「I’m a third year and my friend is also a third year. Would I address them as Senpai or -san?」
Out of those two, you'd use -san. If both you and your friend are third-year students, neither one of you would call the other senpai, regardless of when your exact birthdays are, because "senpai" doesn't mean "older person."
The 先 part of senpai/先輩 means "before," so it's used to address someone who became a member of a group before you. For example, if Taro is a first-year high school student at a school and Jiro is a third-year student, Taro could call Jiro senpai, because Jiro became a member of the school two years earlier than Taro did.
But if you and your friend are both third-year students, then you became members of the school at the same time, and so neither one of you is senpai to the other.

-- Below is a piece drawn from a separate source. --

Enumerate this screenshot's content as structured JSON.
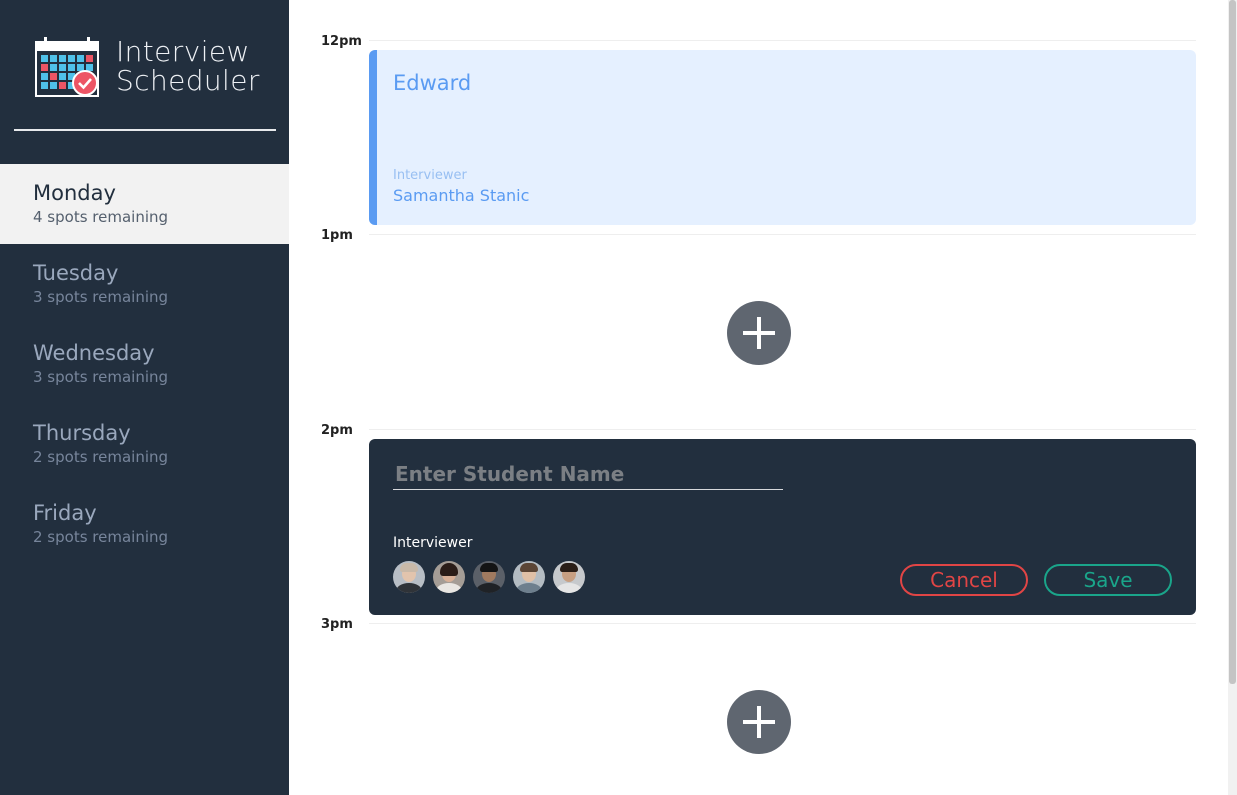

Plus, in purely practical terms, if people in Japan had to call their classmates "senpai" just because they were born earlier in the school year, it'd mean that you'd have to remember when all of your classmates' individual birthdays are, which is way too much of a hassle for anyone to be OK with.
「And does the Senpai/kouhai apply in sport teams? For example addressing the team captain as Senpai even though you’re in the same year?」
Yes, members of sports teams call their upperclassman teammates senpai. However, the captain doesn't get called "senpai" unless the person talking to him is from a younger year.
For example, if Taro is a first-year student on the soccer team, and Jiro is a third-year student and the team captain, then yes, Tao could call Jiro senpai. However, if Saburo is also a third-year student on the soccer team, he wouldn't call Jiro senpai, because thy're both in the same year.
To summarize, even though "senpai" often gets translated as "senior," it's not used exactly the same way as that word is in English. It doesn't mean that someone is older or higher-ranking than you, just that they've been a member of something longer than you have. However, since the word senpai is most commonly used in schools and companies, generally your senpai is going to be someone older than you (switching companies mid-career isn't as common in Japan as it is in many other countries), and with a lot of promotions in Japan being seniority-based, usually your senpai will be higher ranking than you too, or at least the people higher ranking than you will usually be your senpai.